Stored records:
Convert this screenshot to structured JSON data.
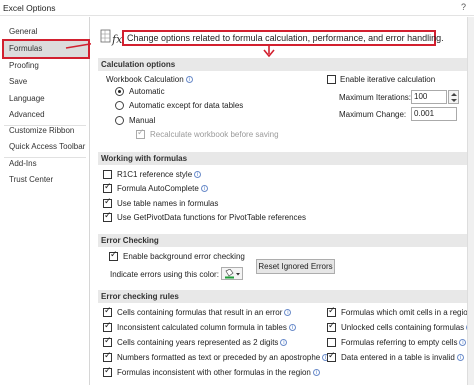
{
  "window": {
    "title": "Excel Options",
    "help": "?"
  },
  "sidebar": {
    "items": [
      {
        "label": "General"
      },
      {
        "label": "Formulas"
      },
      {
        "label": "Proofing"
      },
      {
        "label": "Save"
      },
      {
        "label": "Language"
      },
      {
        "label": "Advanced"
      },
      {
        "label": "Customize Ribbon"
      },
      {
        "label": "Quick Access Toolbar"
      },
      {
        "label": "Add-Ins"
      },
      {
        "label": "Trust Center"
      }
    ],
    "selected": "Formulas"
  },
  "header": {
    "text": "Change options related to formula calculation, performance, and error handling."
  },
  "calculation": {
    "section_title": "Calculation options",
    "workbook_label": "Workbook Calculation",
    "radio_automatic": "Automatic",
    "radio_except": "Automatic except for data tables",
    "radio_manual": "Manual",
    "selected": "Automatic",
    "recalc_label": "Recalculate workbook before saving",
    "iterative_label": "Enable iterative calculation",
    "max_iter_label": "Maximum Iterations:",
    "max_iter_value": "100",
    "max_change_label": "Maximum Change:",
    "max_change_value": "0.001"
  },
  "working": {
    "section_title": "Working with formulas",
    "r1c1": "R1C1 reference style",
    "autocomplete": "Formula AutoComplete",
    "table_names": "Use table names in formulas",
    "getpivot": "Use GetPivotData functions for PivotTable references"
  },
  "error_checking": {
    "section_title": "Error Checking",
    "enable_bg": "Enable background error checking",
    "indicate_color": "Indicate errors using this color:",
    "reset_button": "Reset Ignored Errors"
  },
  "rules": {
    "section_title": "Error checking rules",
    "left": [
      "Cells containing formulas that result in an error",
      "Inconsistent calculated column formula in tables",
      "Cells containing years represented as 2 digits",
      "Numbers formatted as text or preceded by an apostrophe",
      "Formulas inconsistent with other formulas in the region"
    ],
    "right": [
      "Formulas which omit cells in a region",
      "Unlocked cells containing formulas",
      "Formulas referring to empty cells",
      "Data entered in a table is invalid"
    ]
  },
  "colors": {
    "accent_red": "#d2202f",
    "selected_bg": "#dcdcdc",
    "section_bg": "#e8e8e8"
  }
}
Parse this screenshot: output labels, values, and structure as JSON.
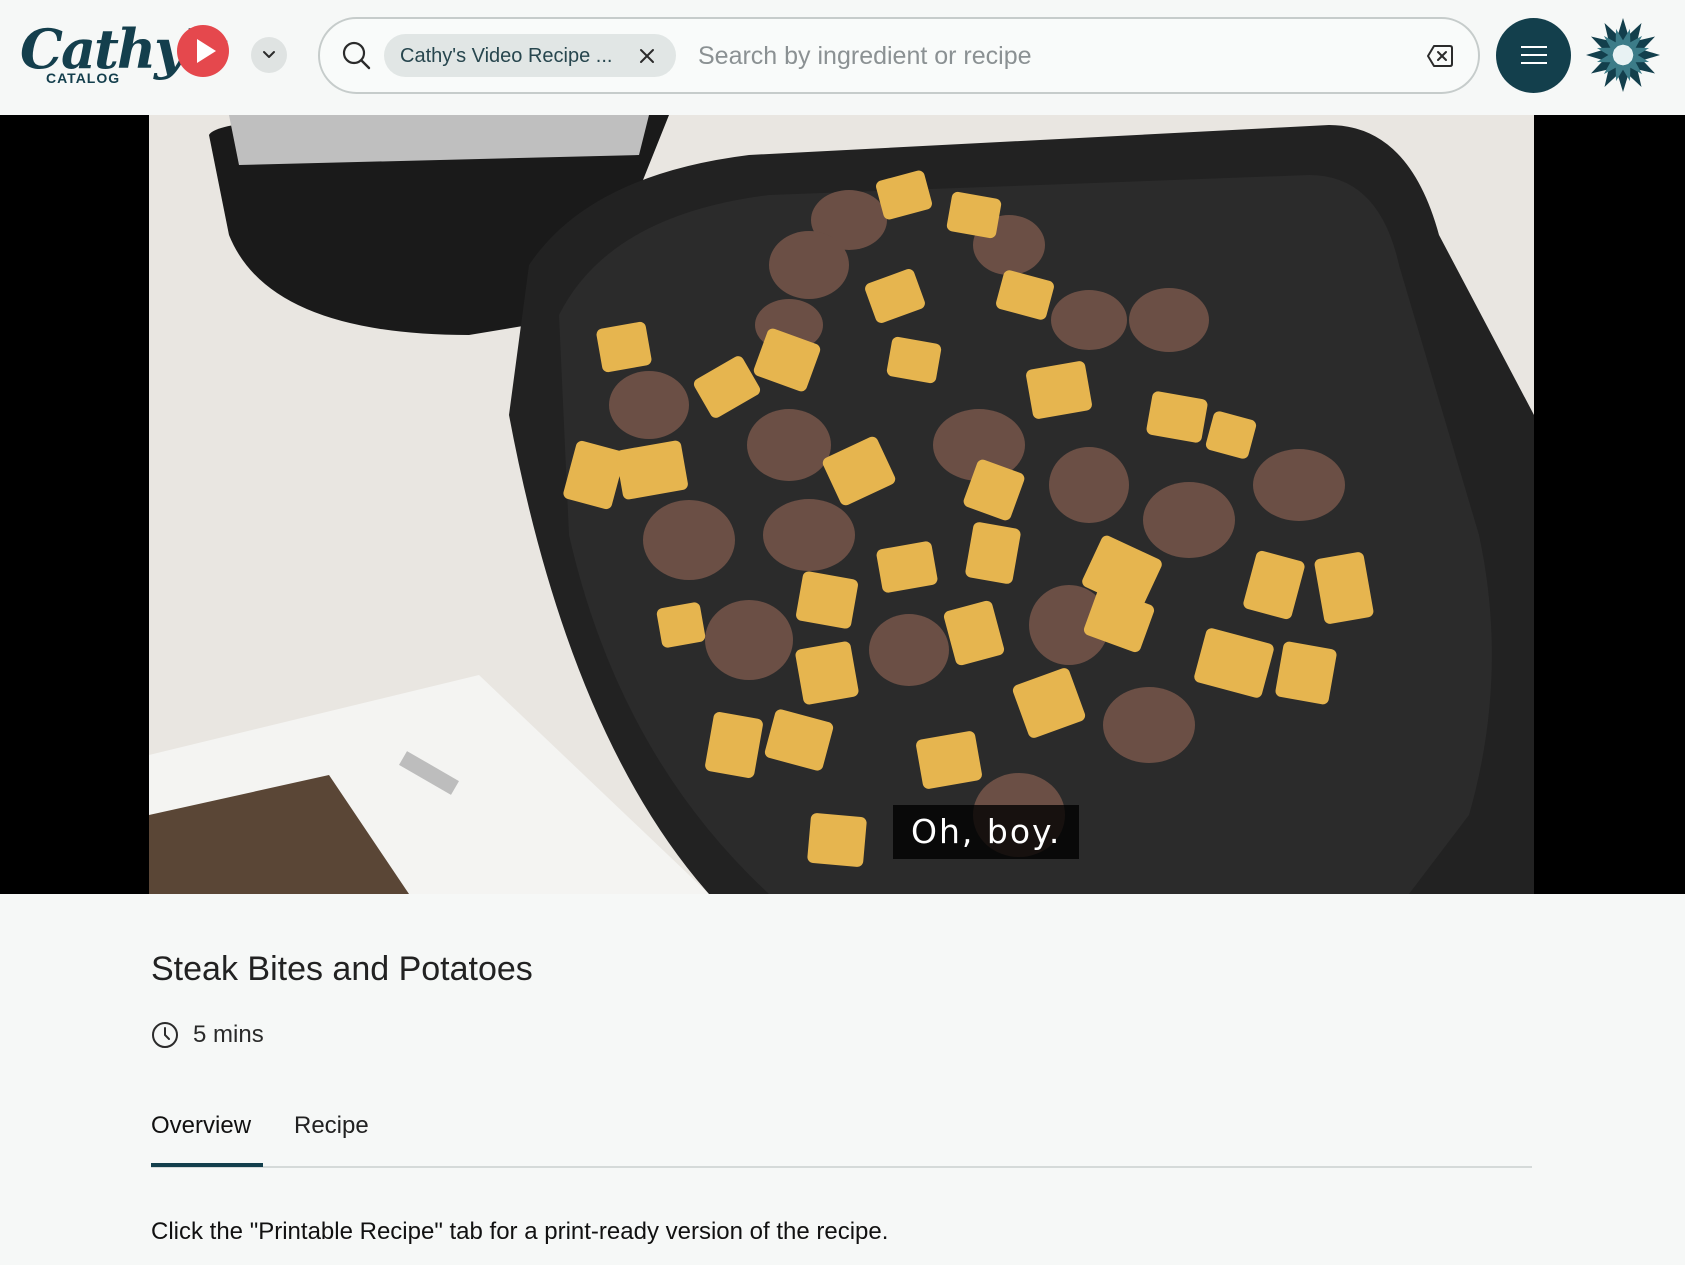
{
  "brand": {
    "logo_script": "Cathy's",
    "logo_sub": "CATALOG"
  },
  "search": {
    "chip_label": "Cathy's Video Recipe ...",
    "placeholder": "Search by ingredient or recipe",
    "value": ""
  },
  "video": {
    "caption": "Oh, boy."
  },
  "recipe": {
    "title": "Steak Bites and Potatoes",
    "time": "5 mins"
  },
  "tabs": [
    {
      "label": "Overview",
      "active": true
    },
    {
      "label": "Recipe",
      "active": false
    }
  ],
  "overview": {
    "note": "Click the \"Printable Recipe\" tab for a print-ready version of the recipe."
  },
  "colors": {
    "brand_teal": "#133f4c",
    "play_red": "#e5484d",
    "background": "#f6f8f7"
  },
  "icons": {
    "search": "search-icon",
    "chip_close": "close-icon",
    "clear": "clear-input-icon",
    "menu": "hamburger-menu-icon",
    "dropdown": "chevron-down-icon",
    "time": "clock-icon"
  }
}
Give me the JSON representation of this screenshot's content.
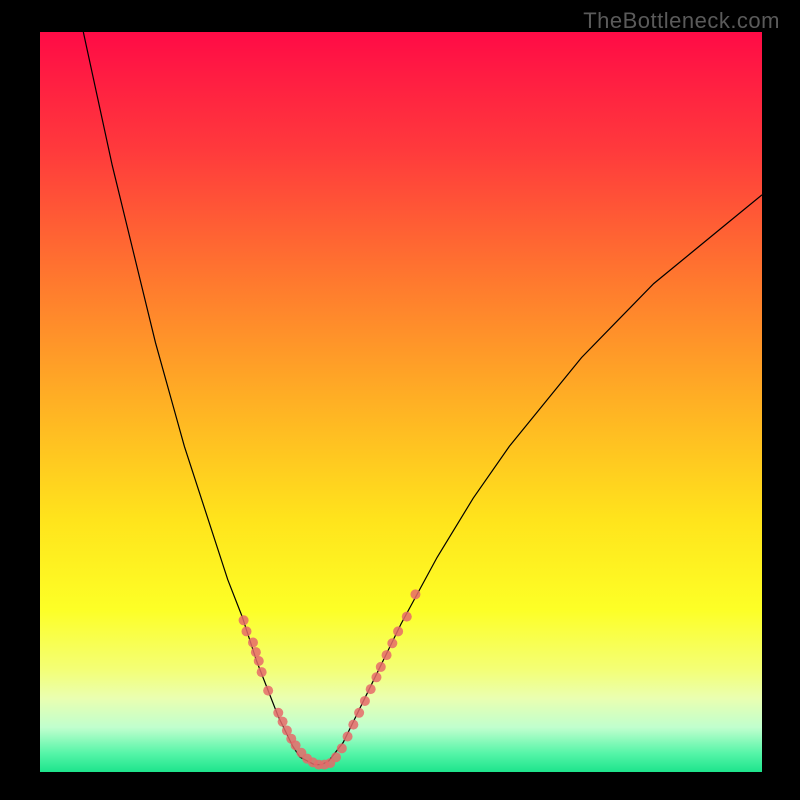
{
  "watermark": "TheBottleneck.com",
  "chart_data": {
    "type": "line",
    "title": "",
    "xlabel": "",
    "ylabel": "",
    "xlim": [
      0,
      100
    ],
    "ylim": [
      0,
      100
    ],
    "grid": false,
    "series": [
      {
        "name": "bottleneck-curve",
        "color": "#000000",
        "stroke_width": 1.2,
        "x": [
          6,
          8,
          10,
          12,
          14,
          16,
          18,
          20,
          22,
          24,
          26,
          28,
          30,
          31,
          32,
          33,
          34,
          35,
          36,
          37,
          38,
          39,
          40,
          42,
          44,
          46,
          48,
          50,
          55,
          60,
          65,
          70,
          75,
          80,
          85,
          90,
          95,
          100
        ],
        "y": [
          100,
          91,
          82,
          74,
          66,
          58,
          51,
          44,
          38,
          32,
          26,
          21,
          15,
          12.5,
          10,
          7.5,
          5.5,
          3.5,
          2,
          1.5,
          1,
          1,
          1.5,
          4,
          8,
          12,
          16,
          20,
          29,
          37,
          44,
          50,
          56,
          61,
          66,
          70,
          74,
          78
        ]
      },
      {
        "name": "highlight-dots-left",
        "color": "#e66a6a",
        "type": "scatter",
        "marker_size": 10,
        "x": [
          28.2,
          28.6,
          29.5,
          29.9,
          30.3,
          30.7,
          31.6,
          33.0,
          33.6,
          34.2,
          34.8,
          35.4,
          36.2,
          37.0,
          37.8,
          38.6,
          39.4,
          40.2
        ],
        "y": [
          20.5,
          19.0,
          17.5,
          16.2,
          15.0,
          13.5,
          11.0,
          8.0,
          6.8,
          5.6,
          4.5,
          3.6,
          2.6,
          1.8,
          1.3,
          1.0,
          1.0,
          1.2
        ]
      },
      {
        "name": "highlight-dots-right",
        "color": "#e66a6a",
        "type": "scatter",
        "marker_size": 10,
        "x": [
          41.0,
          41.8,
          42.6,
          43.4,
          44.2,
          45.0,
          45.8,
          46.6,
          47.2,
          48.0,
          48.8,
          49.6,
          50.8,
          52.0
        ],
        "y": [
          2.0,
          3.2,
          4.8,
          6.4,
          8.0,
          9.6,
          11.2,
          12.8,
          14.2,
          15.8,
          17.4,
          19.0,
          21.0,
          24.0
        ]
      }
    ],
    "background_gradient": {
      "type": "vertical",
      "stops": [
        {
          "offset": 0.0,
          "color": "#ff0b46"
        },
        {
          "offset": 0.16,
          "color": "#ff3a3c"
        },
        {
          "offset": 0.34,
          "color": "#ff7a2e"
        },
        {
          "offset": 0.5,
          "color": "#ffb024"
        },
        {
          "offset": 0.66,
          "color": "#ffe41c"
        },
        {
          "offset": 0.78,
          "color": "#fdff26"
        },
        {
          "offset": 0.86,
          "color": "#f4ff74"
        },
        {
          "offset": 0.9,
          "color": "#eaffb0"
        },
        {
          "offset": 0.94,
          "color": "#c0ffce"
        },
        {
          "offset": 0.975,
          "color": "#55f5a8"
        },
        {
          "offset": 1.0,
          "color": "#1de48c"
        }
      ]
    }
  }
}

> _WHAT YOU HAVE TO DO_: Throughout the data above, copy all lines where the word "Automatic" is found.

> _PROBLEM SOLUTION_:
    "radio_automatic": "Automatic",
    "radio_except": "Automatic except for data tables",
    "selected": "Automatic",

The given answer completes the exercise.